I did not get the jury. It was a stalking case, and one of the questions that the defense attorney asked was if any of us had ever experienced stalking, or anything like it. Two other jurors had difficulties with boyfriends who didn't take, "It's over" well, and I related my experiences with death threats, harassing phone calls to me, obscene phone calls to my kids, back in the 1990s from some political activists. I suspect that this is what knocked me off the jury.
I was a bit surprised (and the jury commissioner was obviously disappointed) at how few of those summoned to jury duty actually showed up. Weather was bad, but still.
My impression of Judge Roger Cockerille was pretty positive. He gave the prosecutor and defense attorney considerable leeway to ask questions during voir dire, but he was also prepared to get them to move forward towards a conclusion on questioning, and handled the only objection (by the prosecutor) in what seemed a fair manner.
This being a very small county--and most of the jury pool who showed up being from the area near where the stalking incidents were alleged to have happened--there were a lot of people who were bumped because they knew one of the victims well. One member of the jury had roomed with one of the victims; another had employed him some years ago, and was friends with one of the witnesses. I think there were some ties between members of the pool and this victim. As Judge Cockerille pointed out, in a county this small, if you exclude everyone who even slightly knew either party, you would have a hard time making up a jury.

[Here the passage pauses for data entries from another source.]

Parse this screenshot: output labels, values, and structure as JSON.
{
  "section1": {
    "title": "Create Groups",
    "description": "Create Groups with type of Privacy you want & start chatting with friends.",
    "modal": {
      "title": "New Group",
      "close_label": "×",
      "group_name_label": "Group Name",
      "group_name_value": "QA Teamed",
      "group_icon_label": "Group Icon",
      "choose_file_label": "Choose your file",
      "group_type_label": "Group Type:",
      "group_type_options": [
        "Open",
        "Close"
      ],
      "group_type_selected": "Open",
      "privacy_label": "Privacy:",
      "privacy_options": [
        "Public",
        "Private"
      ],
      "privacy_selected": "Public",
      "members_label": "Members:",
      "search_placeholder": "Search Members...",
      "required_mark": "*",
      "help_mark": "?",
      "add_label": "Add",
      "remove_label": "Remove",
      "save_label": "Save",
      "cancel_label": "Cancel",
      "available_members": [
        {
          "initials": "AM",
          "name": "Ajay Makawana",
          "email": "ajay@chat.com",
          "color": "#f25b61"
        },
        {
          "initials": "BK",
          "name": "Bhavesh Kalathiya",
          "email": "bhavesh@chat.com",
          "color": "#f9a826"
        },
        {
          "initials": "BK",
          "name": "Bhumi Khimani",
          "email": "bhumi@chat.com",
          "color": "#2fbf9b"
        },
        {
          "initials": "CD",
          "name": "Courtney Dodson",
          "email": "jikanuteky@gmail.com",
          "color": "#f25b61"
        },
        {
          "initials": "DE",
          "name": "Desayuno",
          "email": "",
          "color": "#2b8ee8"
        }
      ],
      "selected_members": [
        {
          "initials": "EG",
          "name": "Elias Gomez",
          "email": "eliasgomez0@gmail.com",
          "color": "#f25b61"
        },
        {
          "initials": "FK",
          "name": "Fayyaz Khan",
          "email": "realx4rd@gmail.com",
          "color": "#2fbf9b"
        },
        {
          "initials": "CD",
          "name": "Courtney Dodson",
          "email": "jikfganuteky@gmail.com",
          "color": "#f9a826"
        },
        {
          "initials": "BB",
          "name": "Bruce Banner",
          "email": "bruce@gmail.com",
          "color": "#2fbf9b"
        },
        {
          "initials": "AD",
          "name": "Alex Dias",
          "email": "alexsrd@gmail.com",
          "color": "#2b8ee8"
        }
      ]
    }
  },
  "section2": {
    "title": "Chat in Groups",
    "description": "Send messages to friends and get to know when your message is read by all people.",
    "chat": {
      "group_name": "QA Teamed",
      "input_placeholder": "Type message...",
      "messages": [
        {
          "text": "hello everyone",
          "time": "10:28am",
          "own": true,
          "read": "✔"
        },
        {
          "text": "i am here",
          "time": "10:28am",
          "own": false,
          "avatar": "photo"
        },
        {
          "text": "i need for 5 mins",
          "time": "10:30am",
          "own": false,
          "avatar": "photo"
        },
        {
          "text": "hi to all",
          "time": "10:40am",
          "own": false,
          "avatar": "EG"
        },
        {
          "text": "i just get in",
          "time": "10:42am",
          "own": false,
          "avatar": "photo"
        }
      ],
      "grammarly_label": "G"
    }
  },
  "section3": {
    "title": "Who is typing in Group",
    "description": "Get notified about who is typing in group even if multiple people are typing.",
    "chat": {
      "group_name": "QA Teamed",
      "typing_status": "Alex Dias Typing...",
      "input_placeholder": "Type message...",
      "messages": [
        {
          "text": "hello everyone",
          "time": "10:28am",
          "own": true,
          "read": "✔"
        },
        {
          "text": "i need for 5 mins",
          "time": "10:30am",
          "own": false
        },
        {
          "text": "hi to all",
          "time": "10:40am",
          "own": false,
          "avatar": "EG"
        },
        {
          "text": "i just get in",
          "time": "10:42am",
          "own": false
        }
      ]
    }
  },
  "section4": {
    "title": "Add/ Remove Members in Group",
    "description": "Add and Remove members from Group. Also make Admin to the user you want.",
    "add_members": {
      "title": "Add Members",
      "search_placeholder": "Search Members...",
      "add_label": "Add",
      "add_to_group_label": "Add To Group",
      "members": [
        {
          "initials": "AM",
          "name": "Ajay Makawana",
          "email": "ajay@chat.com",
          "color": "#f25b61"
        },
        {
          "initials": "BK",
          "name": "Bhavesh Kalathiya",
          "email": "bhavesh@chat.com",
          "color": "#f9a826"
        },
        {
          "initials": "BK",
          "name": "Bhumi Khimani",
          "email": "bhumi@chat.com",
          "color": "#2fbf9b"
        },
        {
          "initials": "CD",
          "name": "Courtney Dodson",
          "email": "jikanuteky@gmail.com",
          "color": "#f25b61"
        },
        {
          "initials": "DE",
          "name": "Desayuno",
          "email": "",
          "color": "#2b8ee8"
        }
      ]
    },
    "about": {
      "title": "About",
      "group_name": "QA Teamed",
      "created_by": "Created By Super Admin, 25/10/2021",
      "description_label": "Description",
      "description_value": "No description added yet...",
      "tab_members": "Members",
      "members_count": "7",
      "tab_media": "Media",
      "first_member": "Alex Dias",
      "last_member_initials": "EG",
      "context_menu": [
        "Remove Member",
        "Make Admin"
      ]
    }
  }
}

When the question was asked about previous contacts with the judicial system, I began to wonder if perhaps a DUI conviction was a requirement to live in Boise County! Admittedly, this is a very common crime in America.
UPDATE: Almost forgot: a herd of elk crossed the highway in front of me on my way out of Idaho City.